◆ DIRECTIONS ◆
From the data, copy out every line in which the word "JSON" appears.

(Records drawn from a dataset)
+ + + + +

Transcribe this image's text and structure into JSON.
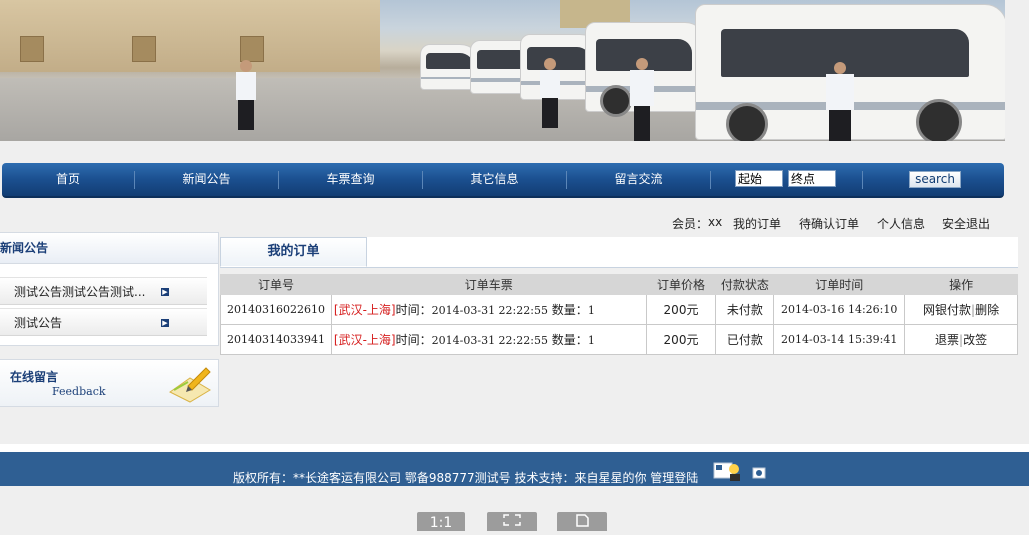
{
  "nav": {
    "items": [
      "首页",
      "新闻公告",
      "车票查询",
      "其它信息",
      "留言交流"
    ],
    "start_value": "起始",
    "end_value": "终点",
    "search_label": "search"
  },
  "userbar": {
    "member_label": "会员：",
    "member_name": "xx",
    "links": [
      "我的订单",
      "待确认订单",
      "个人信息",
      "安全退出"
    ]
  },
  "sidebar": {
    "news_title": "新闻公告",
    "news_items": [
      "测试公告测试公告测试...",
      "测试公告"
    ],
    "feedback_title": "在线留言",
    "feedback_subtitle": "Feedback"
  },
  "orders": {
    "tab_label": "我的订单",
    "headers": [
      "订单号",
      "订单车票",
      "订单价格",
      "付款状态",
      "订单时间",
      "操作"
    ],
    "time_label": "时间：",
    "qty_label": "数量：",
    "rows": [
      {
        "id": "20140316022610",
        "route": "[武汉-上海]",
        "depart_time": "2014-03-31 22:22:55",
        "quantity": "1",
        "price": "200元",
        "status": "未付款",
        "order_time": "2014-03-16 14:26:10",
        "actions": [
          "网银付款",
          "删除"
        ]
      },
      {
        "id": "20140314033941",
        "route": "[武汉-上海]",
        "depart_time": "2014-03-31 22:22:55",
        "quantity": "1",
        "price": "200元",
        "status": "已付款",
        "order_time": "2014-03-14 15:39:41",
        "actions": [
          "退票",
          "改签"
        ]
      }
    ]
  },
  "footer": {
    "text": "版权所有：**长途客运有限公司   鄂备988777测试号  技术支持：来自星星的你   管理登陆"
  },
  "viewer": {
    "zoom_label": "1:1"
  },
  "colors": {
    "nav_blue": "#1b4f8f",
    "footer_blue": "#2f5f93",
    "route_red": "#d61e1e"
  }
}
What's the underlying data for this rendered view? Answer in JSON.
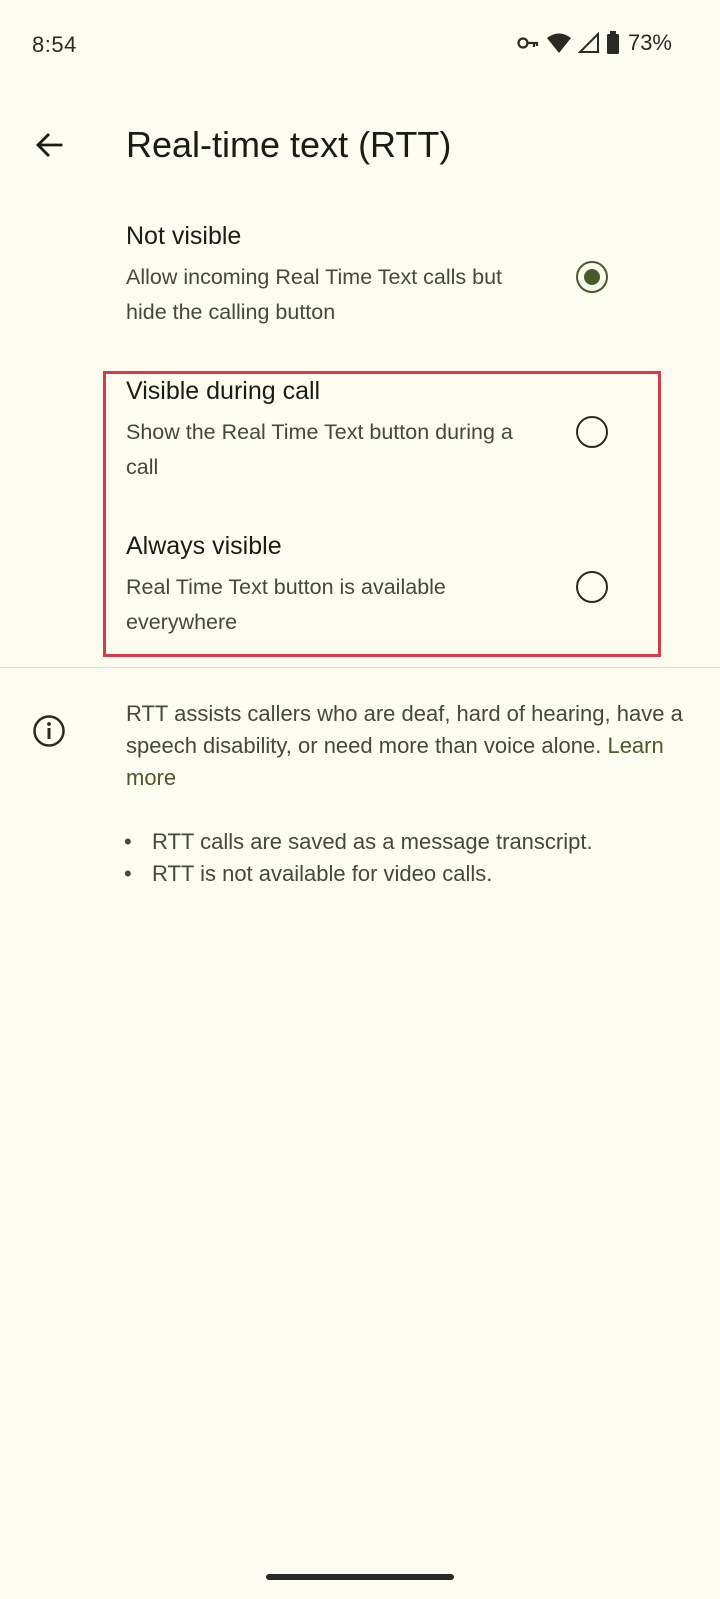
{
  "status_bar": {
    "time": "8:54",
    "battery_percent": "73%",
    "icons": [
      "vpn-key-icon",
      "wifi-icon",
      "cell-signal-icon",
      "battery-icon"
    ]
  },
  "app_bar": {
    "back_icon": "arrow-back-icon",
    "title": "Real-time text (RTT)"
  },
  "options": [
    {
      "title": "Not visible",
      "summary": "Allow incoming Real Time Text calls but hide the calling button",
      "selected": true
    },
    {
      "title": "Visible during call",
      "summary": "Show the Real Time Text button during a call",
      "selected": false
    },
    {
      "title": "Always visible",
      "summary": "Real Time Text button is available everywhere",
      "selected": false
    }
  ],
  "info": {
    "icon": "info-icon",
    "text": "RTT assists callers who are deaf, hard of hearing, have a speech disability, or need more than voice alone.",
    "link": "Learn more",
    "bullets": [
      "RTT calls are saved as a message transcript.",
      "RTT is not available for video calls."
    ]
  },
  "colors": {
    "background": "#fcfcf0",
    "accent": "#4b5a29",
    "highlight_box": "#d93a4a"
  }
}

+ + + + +

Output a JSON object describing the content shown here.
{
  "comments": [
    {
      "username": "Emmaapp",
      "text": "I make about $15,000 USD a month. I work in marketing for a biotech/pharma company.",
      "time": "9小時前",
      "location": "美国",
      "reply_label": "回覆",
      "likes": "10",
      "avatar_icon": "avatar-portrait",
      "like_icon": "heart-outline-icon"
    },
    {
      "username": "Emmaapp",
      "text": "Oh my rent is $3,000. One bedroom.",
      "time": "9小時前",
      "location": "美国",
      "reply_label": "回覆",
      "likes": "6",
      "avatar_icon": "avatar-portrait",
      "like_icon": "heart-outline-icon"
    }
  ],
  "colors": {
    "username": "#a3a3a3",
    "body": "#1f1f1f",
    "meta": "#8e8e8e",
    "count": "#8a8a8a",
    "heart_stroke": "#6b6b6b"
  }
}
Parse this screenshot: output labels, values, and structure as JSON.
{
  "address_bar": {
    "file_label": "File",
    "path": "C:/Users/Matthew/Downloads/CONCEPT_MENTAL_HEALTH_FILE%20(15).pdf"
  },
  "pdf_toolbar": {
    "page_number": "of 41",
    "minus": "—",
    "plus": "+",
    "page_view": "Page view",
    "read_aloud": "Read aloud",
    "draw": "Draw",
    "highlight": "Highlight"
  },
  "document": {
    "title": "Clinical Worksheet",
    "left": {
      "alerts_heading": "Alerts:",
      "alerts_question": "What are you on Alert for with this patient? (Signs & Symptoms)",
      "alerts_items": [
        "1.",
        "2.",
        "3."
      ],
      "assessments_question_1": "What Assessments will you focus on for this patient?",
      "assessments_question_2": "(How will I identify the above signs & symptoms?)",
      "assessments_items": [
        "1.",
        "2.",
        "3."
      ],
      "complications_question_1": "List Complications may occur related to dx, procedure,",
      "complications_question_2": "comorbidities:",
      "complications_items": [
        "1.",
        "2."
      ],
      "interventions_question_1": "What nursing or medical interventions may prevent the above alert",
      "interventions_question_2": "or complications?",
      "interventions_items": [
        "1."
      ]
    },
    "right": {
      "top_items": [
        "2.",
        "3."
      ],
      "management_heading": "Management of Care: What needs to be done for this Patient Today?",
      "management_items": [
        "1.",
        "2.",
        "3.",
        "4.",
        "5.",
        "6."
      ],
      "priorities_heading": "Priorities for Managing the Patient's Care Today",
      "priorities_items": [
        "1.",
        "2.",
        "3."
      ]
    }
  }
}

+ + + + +

◆ RESPONSE TO THE TASK ◆
Transcribe this image's text and structure into JSON.
What's the underlying data for this rendered view? Answer in JSON.
Output a JSON object describing the content shown here.
Parse this screenshot: output labels, values, and structure as JSON.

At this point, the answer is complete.